2014, Tate Modern
8m x 8m black cotton, human form.
Hidden Figures was a porous, unrehearsed performance open to everyone. Explore the black square and embody your opposition to BP’s sponsorship of Tate by manifesting a hidden figure. Join a team to plot your move.
We can’t help but look at Malevich’s Black Square with the knowledge that Russia was on the verge of revolution when this eerie object was created. It is an image full of foreboding and menace, as if something mighty is about to happen – as if a world is about to end.
Malevich’s Black Square was a blank slate, beyond representations of nature. Hidden Figures symbolises the black stain oil sponsorship makes on cultural institutions; the thick black redaction over the BP sum that Tate won’t reveal; the veil that Liberate Tate performers have worn; the figurative shapes these performers are making with their bodies.
Hidden Figures made reference to Tate’s refusal to disclose information about its controversial sponsorship relationship with BP. In April 2014, the UK’s Information Commissioner ruled that Tate was breaking information law by refusing to remove a series of black squares redacting information about the sponsorship deal in meeting minutes of Tate’s Ethics Committee and Board of Trustees.
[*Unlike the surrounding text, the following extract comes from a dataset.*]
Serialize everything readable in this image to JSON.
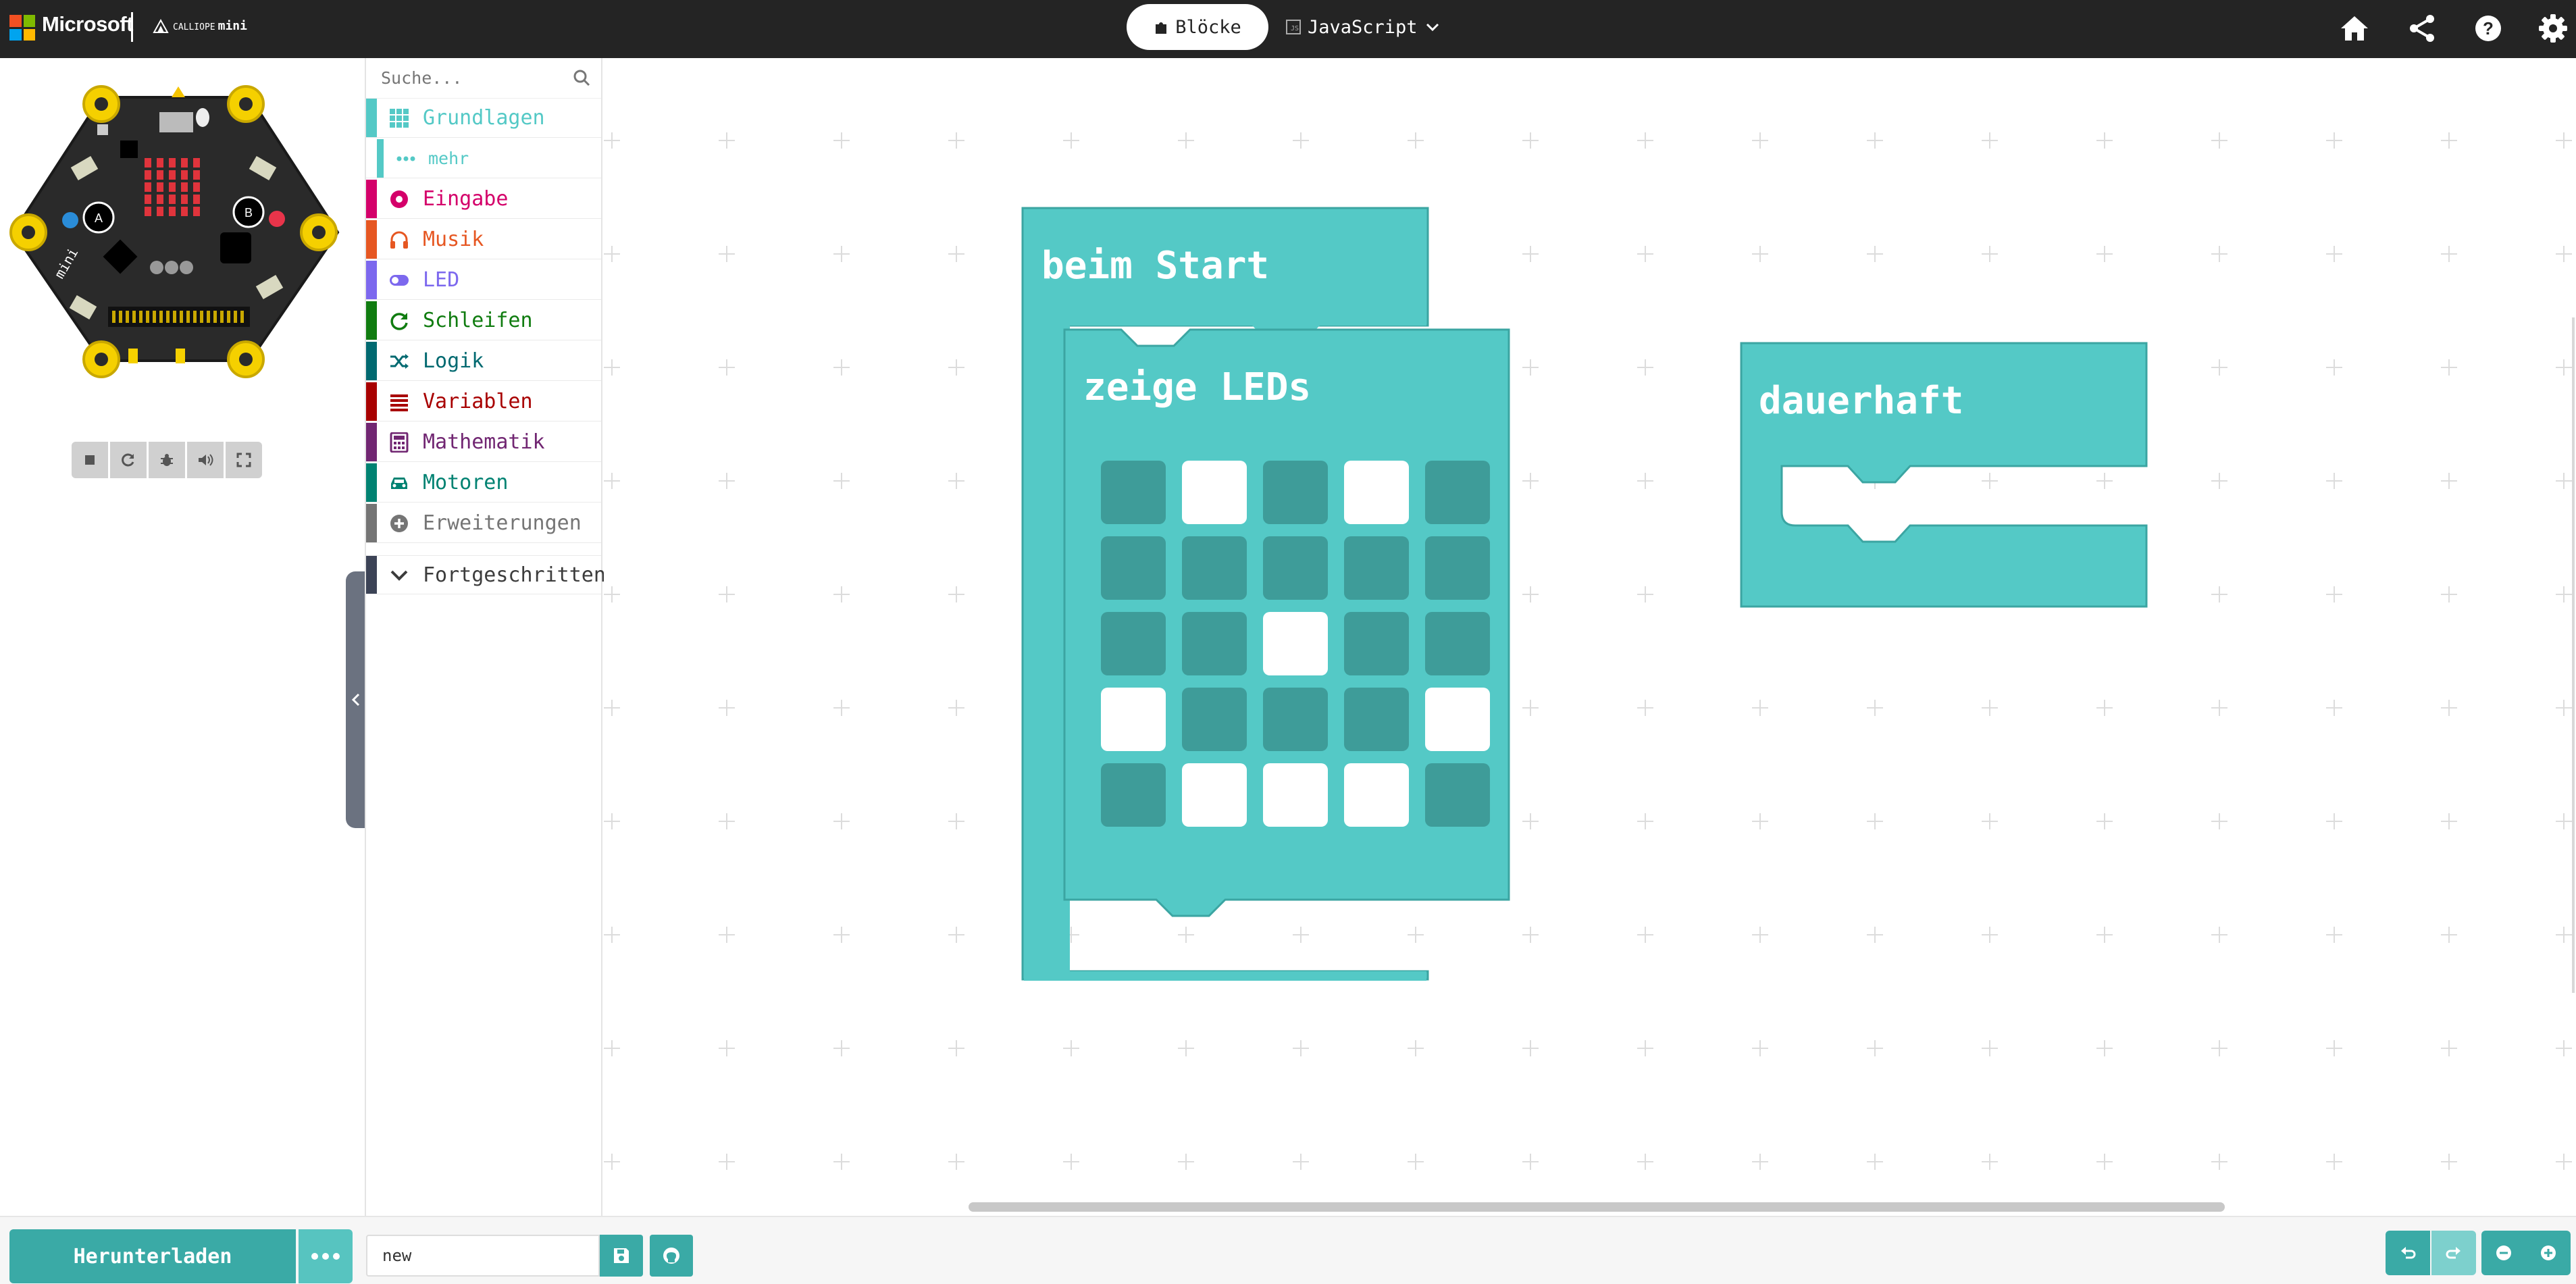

Tate appeared before the Information Tribunal on 18 September to appeal the ruling that it must remove redactions from its governing body minutes. To mark the occasion, on 6 September, Liberate Tate reinterpreted Kazimir Malevich’s iconic ‘Black Square’ painting, which was on display at the time as part of the Malevich exhibition at Tate Modern.